This is the 2nd post in the Docker on Windows Server 2016 series. Refer back to the initial post for links to all posts in the series.
More Information, Please!
Toward the end of last week word was starting to spread that we were getting knee-deep into a Docker evaluation. That is, we are at least trying to get knee-deep into the evaluation As one of the e-mail threads started to grow our CTO asked if I could answer some questions regarding Docker, how we intend to use it and some of the benefits we think we’ll get from making use of Docker in our environment. Naturally, I was more than happy to oblige!
I quickly threw together a few slides to help guide the conversation. While I’ve posted the slides here the following image is where we spent most of our time:
This graphic visualizes the various steps of the CI/CD process that we need to solve for (initially). Some of the steps are already solved for – e.g. committing Dockerfile and Docker-compose files, etc. to version control. We already have established processes for this using VSTS and Git. Kicking off automated builds is fairly straight forward as well with the exception that we need to setup one or two build agents on a Windows Server 2016 box with Docker installed.
Lots of Questions!

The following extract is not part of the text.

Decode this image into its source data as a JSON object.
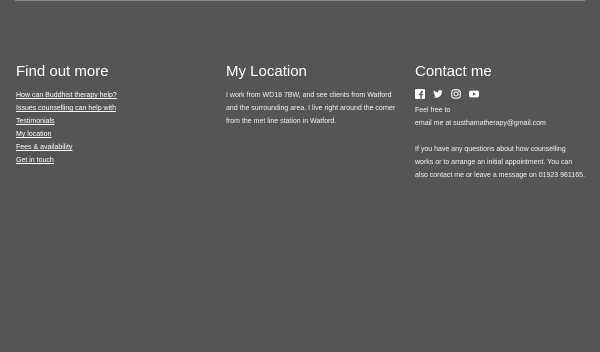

There were a lot of great questions during the conversation with some of them revolving around the Docker registry. While our intent is to use Azure Container Registry (ACR) for the initial part of our evaluation we would still like to consider on-premises options. It was mentioned that we might be able to utilize VMWare Harbor. We utilize VMWare for our server virtualization needs so this seems like an obvious solution to look into. I suspect we’ll dig a bit deeper on this as the evaluation progresses – assuming all goes well. I am also running under the assumption that we’ll learn about a few other registry options along the way as well.
Something else that came up was the ability to run “hot” and “warm” environments. For example, can we run Docker (in Swarm mode) within our production data center and have a similar setup in our disaster recovery (DR) center on standby, ready to pick up the load if our primary data center goes dark (but not be servicing production requests otherwise)? I don’t know the answer to this so this will require some additional research. Maybe availability zones can help to address this? Not sure.
Finally, there were questions around our plans for a reverse proxy. Not sure on this one just yet, either. Seems like NGINX is fairly popular in the Docker world. I’ve already given this a brief look to see what’s available and, if nothing else, I’m at least learning what’s possible. I want something that I can run on-premises on a Windows Server 2016 box (via Windows containers) so I don’t know (yet) if NGINX fills this need or not. I’m sure there are other options, just haven’t done enough research yet.
All in all, it seemed to go well. As expected, there needs to be clear value for such an undertaking. The list provided in the previous post is a great start and a few more were added in the slide deck that I linked to above.
So, we’re still working to get my Azure credentials cleaned up so I can make use of the private registry I created using ACR. One of the next research spikes after that will likely be the reverse proxy so more to come on that one.
Until the next time, please let us know if you have any experience and/or questions regarding Windows Docker containers. I’d love to hear how other organizations are doing in this area so we can all learn from each other.
Until the next post…